  • Influencing stakeholders through practical and prescriptive policy advice;
  • Communicating IPC recommendations to governments and stakeholders.

The IPC’s members are:

  • Influential and experienced in agricultural trade policy;
  • Committed to finding solutions to global food and agricultural trade challenges;
  • Representative of the geographic diversity of global agriculture;
  • Representative of the entire food chain from producer to consumer.

The IPC provides:

  • Pragmatic and authoritative policy analysis and advice to trade negotiators and agricultural policymakers;
  • A rational forum to discuss the emotional and political issues surrounding trade in food and agriculture.

The IPC’s History

The IPC was founded in 1987. Its first Chairman was Lord Henry Plumb, former President of the European Parliament and a highly respected international farm leader. The IPC played an important role during the Uruguay Round, developing recommendations and serving as a sounding board for negotiators during the talks.

 

The Rationale for the IPC

In 1999, anti-globalization protestors and disgruntled developing countries undermined the launch global trade negotiations in Seattle. In 2001, the Doha Development Agenda was launched, amid keen recognition of the global trade system’s importance to developing countries, and conversely, the importance of developing countries to the global trade system.

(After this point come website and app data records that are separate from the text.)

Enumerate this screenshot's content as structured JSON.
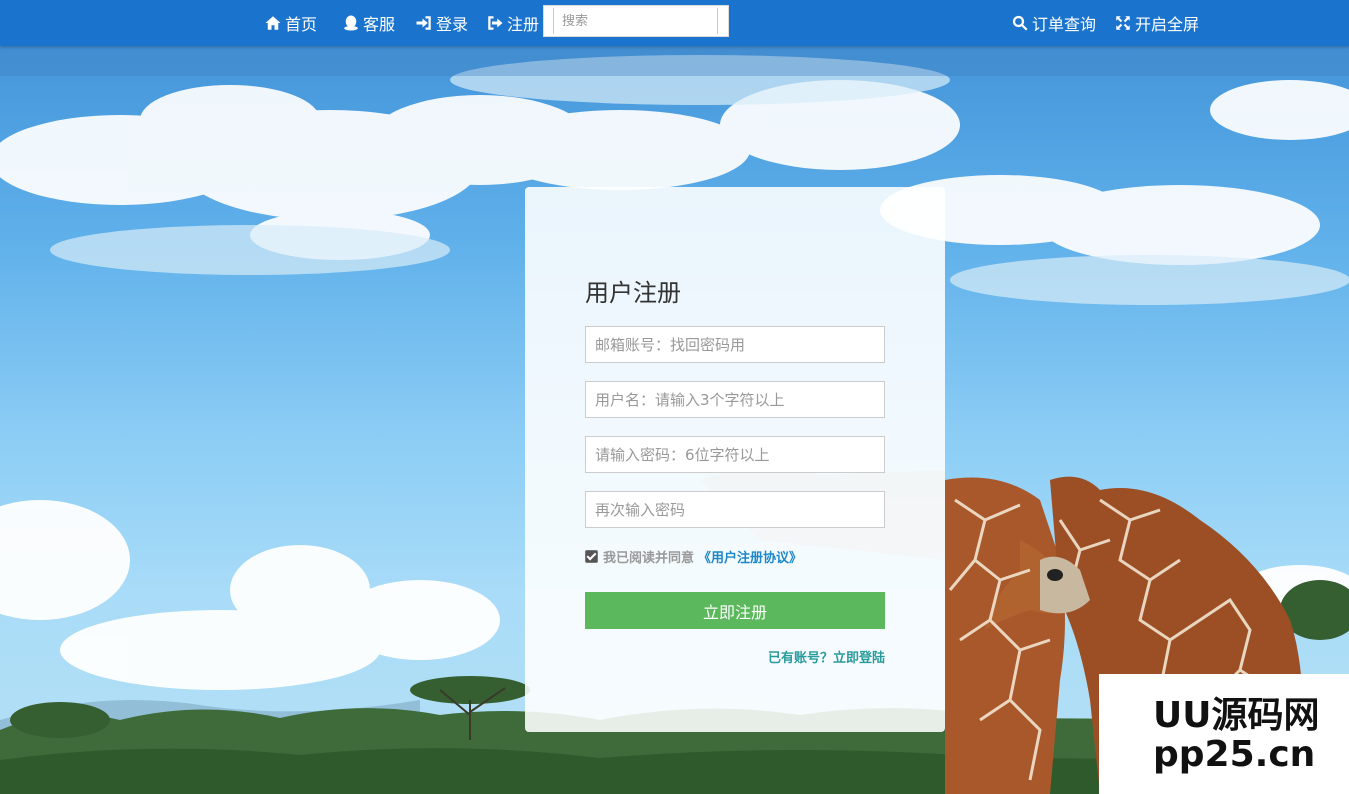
{
  "nav": {
    "home": "首页",
    "service": "客服",
    "login": "登录",
    "register": "注册",
    "search_placeholder": "搜索",
    "order_query": "订单查询",
    "fullscreen": "开启全屏"
  },
  "form": {
    "title": "用户注册",
    "email_placeholder": "邮箱账号：找回密码用",
    "username_placeholder": "用户名：请输入3个字符以上",
    "password_placeholder": "请输入密码：6位字符以上",
    "confirm_placeholder": "再次输入密码",
    "agree_text": "我已阅读并同意",
    "agreement_link": "《用户注册协议》",
    "submit_label": "立即注册",
    "login_link": "已有账号？立即登陆"
  },
  "watermark": {
    "line1": "UU源码网",
    "line2": "pp25.cn"
  },
  "colors": {
    "navbar": "#1a73cc",
    "submit": "#5cb85c",
    "link": "#1e88c7",
    "login_link": "#2a9b9b"
  }
}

Food and agricultural trade is at the heart of the Doha Development Agenda. Yet, high agricultural subsidies persist in OECD countries, and barriers to trade in food and agriculture between developed and developing countries and between developing countries remain high. The emergence of new issues, such as food safety, biotechnology, geographic indicators and animal welfare, complicate the agricultural trade policy agenda.

Continued anti-globalization sentiment and rising protectionism in many countries threaten trade liberalization. Yet, the global food and agricultural system must continue to grow and evolve to meet the needs of the world’s increasing population.

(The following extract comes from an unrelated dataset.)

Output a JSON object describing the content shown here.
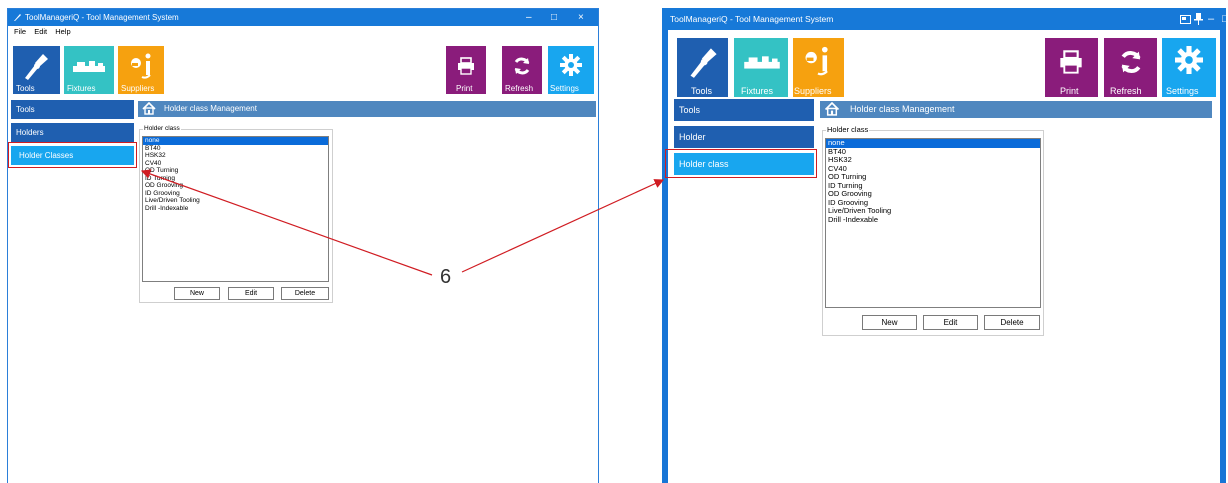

There is a dearth of leadership on the global stage in support of open food and agricultural systems. The International Food and Agricultural Trade Policy Council provides a strong voice for continued agricultural and food trade liberalization.

The IPC’s Substantive Agenda